It’s inescapable. Someone on your social media feeds is looking for a recommendation. Everyone has an opinion or a favorite to share. No, we’re not referring to the latest fad diet, but rather podcasts. Podcasts continue to pop-up regularly and there are a ton to choose from. One recent survey estimates that there are around 700,000 podcasts in circulation with about 30 million individual episodes floating out there.
As a creative marketing and communications agency, asking questions is central to who we are and what we do. Practically speaking, questions help us understand our clients and their needs. But, questions play a deeper role than formulating a to do list.
Perhaps the power of questions is best on display through our process of rebranding a business.
At Hencove, a rebrand is an intensely thoughtful process. We believe that in order to create a new look, feel, and story that is authentic to a business, we must first deeply understand who our client is, who they aspire to be, and how they hope to differentiate themselves in their industry.
This upcoming Saturday is the 144th running of horse racing’s most famous event – the Kentucky Derby. Even for the most casual of fans, the tradition, and pomp of Churchill Downs, combined with the thrill of the “greatest two minutes in sports” make for a must-watch event.
The power of sports is when they transcend beyond a score-keeping, win-loss construct to become a true inspiration for our lives. In 2009, the Kentucky Derby offered just such a moment.

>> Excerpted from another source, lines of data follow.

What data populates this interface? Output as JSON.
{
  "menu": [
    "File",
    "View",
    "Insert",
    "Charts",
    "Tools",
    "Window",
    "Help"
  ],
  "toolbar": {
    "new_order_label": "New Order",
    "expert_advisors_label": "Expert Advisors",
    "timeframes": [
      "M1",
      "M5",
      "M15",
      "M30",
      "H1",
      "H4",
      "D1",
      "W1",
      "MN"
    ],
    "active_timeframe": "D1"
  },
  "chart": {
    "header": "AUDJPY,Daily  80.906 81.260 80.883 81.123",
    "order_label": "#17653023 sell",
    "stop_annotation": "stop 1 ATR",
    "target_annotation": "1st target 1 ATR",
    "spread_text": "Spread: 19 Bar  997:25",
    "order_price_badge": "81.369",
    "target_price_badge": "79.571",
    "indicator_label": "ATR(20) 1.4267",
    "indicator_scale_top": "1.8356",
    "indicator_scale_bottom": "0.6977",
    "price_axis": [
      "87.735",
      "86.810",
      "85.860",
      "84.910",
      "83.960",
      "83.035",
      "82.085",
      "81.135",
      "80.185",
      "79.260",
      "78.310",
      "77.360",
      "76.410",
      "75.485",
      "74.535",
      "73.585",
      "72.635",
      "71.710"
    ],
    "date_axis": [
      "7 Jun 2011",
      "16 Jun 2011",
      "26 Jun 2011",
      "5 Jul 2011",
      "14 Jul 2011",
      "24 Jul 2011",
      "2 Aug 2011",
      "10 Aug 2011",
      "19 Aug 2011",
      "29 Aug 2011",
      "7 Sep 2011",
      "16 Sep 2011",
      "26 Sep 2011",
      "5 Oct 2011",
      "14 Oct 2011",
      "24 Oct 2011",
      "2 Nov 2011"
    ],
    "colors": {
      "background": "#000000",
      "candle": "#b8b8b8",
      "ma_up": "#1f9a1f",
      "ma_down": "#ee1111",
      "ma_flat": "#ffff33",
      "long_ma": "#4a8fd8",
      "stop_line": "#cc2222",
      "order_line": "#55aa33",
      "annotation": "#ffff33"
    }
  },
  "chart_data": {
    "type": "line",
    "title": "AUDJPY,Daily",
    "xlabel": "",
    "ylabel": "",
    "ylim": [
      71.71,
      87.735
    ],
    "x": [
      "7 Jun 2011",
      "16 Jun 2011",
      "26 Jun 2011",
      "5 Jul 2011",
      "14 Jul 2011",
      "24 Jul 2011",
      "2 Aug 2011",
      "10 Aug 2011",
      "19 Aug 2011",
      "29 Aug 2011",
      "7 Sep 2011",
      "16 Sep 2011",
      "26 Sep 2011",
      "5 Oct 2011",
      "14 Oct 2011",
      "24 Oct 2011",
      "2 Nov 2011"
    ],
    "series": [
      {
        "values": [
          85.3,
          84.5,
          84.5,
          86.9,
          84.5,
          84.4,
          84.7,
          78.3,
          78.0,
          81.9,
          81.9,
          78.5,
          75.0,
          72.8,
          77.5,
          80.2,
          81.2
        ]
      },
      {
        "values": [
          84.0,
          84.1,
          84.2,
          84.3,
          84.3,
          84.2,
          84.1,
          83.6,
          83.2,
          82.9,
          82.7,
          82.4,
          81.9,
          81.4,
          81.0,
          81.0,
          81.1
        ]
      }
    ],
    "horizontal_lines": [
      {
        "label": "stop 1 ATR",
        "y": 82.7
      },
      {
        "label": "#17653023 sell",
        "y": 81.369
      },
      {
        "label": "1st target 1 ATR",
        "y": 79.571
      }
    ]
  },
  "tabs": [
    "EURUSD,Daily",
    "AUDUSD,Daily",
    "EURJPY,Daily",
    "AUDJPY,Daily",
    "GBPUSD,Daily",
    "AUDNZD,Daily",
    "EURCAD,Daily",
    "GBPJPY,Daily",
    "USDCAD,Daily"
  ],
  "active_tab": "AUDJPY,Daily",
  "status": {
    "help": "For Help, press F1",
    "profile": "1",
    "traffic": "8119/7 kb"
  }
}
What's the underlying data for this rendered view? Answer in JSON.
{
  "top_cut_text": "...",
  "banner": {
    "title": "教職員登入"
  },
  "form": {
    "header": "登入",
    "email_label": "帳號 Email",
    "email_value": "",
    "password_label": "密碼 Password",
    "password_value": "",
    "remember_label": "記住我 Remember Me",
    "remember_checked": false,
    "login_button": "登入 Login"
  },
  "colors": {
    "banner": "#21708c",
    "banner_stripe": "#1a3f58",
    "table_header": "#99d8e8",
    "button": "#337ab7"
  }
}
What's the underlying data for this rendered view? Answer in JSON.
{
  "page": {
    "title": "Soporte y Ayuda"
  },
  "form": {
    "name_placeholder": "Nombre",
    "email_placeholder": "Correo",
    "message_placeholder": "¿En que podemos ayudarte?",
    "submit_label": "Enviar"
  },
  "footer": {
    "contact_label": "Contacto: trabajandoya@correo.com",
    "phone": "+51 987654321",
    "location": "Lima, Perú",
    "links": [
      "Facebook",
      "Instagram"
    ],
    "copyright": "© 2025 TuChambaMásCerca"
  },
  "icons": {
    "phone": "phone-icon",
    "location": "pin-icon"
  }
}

That year, on a muddy, sloppy track, a little-known horse, running at long odds to win, made a last-to-first dash into the history books.
When that horse, Mine That Bird, stormed across the finish, it gave all of us a powerful reminder to think about each time we step to the starting gate.
“We don’t do PowerPoint (or any other slide-oriented) presentations at Amazon,” said Bezos. In fact, Amazon traded presentations for employee written memos long ago. The reason? Bezos believes that not only is it harder to write a six-page memo versus a 20-page presentation, he thinks memos do a better job of delineating what’s important.
While we wouldn’t necessarily suggest ditching PowerPoint entirely, we do encourage Amazon’s way of thinking. By challenging conventions and finding new ways to work and think, we can open our minds to new possibilities, opportunities, and solutions. So, the next time you’re feeling stuck with your presentation, consider the following ideas…
Hint: It doesn’t.
In our digital, post-microwave, post-dialup internet age, we expect ideas to come fast and solutions to come faster. After all, just one search of “going viral” in Google yields a mere 11,600,000 results in just 0.55 seconds.
In many ways, this mindset has carried over into the business world. We put up billboards and expect customers to roll in. One whitepaper will rock the industry. Hockey-stick growth, people.
Everyone’s innovating and everyone wants to go viral.
This phenomenon of the lightning-fast spread of information is beautiful. But, age-old marketing theories and principles still work in 2018. They serve to realign our expectations with reality, while teaching us to appreciate the milestones along the way.
"And the Oscar goes to…"
These five words are familiar to all of us and for some, we even dream to hear our name accompany them one day. At the 90th Academy Awards, Jordan Peele fulfilled his dream and made history doing so.
Peele's night was momentous and offers plenty of life lessons. His acceptance speech, in particular, teaches us about perseverance as he revealed the tremendous self-doubt he faced that almost stopped him from finishing the screenplay.
Every now and then, there comes a good ad that breaks out of the four television walls and into popular culture. These ads grab our attention, and stay with us, for many reasons. They captivate us visually. They offer refreshing candor. Or, perhaps it's an annoying-but-catchy jingle that we can't forget. Others still stick with us because of their poignant messages.
It's for the latter reason that a 2002 Saturn ad began recirculating recently. But, not for the message you'd think.